TASK STATEMENT:
Determine how many lines in the entries below include the word "name", and reply with that number alone.

····················

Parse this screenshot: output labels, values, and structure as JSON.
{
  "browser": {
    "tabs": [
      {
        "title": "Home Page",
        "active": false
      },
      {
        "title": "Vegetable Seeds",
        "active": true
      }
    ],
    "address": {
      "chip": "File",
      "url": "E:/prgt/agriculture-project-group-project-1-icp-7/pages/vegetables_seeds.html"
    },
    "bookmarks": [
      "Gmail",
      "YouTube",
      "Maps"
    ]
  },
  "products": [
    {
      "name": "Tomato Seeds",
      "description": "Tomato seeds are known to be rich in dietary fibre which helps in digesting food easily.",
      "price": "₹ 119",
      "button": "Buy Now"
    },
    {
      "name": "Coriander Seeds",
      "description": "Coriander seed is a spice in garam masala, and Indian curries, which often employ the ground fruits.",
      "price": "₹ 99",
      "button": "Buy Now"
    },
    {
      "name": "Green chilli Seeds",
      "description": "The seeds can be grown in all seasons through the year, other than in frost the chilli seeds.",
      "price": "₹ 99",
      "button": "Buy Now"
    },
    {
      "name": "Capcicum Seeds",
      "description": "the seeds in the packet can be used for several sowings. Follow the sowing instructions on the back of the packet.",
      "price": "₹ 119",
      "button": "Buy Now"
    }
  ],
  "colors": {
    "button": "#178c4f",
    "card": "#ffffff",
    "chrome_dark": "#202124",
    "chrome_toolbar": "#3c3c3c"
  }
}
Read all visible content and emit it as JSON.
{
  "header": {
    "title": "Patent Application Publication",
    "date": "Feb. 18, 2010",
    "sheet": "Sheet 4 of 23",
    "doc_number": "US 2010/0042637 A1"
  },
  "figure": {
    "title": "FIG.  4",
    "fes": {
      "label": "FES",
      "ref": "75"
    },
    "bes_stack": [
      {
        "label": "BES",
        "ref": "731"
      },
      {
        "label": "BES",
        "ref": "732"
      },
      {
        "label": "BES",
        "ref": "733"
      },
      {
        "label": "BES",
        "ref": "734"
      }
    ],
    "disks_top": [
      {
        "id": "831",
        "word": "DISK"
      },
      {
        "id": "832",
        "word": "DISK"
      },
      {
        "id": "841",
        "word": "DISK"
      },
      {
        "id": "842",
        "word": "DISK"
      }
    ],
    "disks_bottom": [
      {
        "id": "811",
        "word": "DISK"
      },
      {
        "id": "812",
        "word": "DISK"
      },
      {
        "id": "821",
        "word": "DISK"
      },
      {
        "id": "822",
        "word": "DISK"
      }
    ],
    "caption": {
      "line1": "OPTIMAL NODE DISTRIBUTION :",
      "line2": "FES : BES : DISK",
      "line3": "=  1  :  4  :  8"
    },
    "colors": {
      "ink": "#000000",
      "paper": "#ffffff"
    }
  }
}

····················

WRITTEN RESPONSE:
4